Recycle the plot of the classic “The Mummy” and sprinkle in some gutter punks and blood, and you’ve got yourself an 80s cult classic.
A family inherits a run-down mansion which has a tragic past, and they must deal with the Punks who squat there as well as the ghost who haunts it. Let’s dig into 1988’s “Twice Dead”, directed by Bert L. Dragin!
As I See It
Opening with a depression-era scene that sees 1920’s film star Tyler Wright murdering his life-size doll and hanging himself; we jump to modern-day traffic as the Cates family makes their way to their inherited home that hides a dark familial secret. They encounter a group of young punks (Would it be an 80’s film without a Punk with a switchblade?) who have been squatting at the dilapidated mansion. Like washing away mud and grime in an Arnold film (satirized perfectly in Last Action Hero), the destroyed house is livable in the blink of an eye.

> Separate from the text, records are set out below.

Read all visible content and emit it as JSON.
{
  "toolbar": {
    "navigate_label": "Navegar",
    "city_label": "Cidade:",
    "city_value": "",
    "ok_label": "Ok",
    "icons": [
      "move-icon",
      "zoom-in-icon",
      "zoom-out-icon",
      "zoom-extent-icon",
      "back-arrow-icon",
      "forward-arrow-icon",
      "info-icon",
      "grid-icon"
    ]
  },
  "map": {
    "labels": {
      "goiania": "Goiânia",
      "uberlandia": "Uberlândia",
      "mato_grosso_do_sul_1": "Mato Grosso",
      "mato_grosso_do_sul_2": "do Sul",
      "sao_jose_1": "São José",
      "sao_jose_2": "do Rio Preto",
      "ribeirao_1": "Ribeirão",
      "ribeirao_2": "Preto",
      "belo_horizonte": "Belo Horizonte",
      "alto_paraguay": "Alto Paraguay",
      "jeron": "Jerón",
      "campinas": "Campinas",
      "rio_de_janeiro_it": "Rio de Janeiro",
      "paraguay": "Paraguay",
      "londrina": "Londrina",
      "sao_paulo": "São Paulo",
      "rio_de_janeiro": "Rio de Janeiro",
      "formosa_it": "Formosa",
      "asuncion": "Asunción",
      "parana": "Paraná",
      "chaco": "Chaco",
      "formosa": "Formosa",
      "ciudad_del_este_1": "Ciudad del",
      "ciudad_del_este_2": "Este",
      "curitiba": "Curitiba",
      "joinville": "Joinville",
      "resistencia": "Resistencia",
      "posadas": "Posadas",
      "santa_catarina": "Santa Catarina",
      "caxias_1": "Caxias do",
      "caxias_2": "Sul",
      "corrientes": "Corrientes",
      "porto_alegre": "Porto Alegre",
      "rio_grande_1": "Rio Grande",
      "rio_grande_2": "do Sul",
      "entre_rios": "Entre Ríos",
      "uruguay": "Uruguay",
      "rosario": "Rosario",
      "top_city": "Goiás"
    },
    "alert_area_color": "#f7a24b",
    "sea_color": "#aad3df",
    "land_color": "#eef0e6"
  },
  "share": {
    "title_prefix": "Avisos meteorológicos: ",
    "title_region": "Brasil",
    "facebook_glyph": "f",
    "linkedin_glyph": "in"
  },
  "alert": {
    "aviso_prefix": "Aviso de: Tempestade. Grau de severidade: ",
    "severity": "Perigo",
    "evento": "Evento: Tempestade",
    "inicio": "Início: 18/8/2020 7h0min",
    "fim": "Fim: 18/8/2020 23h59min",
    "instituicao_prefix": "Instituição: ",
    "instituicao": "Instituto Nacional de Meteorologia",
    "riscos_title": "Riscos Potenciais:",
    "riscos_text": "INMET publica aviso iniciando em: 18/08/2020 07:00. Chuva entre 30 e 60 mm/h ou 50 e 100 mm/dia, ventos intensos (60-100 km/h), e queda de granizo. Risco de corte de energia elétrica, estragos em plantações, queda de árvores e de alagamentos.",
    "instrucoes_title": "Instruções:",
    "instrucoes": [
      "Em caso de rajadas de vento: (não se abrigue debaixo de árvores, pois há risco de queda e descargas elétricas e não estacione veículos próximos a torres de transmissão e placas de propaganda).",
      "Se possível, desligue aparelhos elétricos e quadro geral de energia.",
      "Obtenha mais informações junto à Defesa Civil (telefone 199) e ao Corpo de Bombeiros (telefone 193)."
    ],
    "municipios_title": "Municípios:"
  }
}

The focus of most of the film is on the conflict between teen siblings Robin and Scott (Tom Bresnahan) and the local punks, led by Silk. Though the best sequence in the film is a prank, pulled off by the siblings, the ghostly element doesn’t come back in until the third act which pulls the horror legs out from under the story. Sure, there are bloody gags and department store Halloween masks, but it left me wanting for some real horror to break up the monotony of the bully/bullied tug of war.
The predictability of the plot (which rips off its romantic twist from the classic 1932 The Mummy) doesn’t make it unwatchable, but the dialogue is all low-hanging fruit. A typical VHS era effort that saves all its creativity for the way it dismembers the cast.
Closed out with a song performed by a band called Poor Saint Christopher, which is reportedly made up of the stars of the film, Silk and Scott. This film, like many idiomatic video store shelf fillers, was distributed by Roger Corman’s Concorde Pictures.
Todd Bridges, who played the wholesome Petie, is best known as Willis from Diff’rent Strokes starring alongside Gary Coleman.
Jonathan Chapin, like Jill Whitlow, pulls double duty as the punk Crip as well as Tyler Walker, the ghostly performer. He saw roles in a couple of 80’s Brat Pack films (Sixteen Candles and Say Anything…), as well as a part in Halloween 5 (1989).
Of Gratuitous Nature
Using throw-away characters just for a gag in the midst of the climax (pun intended) was, in fact, gratuitous, as Raymond Cruz (Training Day), credited as “Gang Member”, bites it mid coitus when he and his dance partner are electrocuted to an orgasmic death.
Jill Whitlow (Robin/Myrna) is very “girl next door”, which undermines her arc but not her endearing screen presence.
Ripe for a Remake
The tricks set up by Robin and Scott to prank the Punks using the old film and theater equipment were the most fun had throughout the movie. A story making that a focal point of time spent — think a horror version of Home Alone — could be a blast.
No progeny to report.
Where to Watch
Shout Factory released a since-sold-out Blu-ray. It’s available to stream for free on Tubi.